--- Records for the task Enclosed Below ---

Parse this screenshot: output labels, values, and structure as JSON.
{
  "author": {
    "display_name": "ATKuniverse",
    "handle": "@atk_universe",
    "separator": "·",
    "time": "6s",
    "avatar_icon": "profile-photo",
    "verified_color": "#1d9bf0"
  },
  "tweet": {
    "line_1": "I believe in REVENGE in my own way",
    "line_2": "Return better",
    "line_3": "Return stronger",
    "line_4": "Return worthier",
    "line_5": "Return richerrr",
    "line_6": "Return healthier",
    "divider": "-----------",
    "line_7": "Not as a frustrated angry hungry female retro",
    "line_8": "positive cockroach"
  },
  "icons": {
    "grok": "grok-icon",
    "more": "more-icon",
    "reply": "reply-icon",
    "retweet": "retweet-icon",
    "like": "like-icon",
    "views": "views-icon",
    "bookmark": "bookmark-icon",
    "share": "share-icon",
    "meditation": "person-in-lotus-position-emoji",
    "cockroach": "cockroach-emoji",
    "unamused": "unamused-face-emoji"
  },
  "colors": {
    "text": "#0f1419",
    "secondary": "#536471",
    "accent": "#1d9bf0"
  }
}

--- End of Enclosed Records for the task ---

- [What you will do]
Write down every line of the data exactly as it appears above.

- [Completed exercise]
Parse this screenshot: output labels, values, and structure as JSON.
{
  "author": {
    "display_name": "ATKuniverse",
    "handle": "@atk_universe",
    "separator": "·",
    "time": "6s",
    "avatar_icon": "profile-photo",
    "verified_color": "#1d9bf0"
  },
  "tweet": {
    "line_1": "I believe in REVENGE in my own way",
    "line_2": "Return better",
    "line_3": "Return stronger",
    "line_4": "Return worthier",
    "line_5": "Return richerrr",
    "line_6": "Return healthier",
    "divider": "-----------",
    "line_7": "Not as a frustrated angry hungry female retro",
    "line_8": "positive cockroach"
  },
  "icons": {
    "grok": "grok-icon",
    "more": "more-icon",
    "reply": "reply-icon",
    "retweet": "retweet-icon",
    "like": "like-icon",
    "views": "views-icon",
    "bookmark": "bookmark-icon",
    "share": "share-icon",
    "meditation": "person-in-lotus-position-emoji",
    "cockroach": "cockroach-emoji",
    "unamused": "unamused-face-emoji"
  },
  "colors": {
    "text": "#0f1419",
    "secondary": "#536471",
    "accent": "#1d9bf0"
  }
}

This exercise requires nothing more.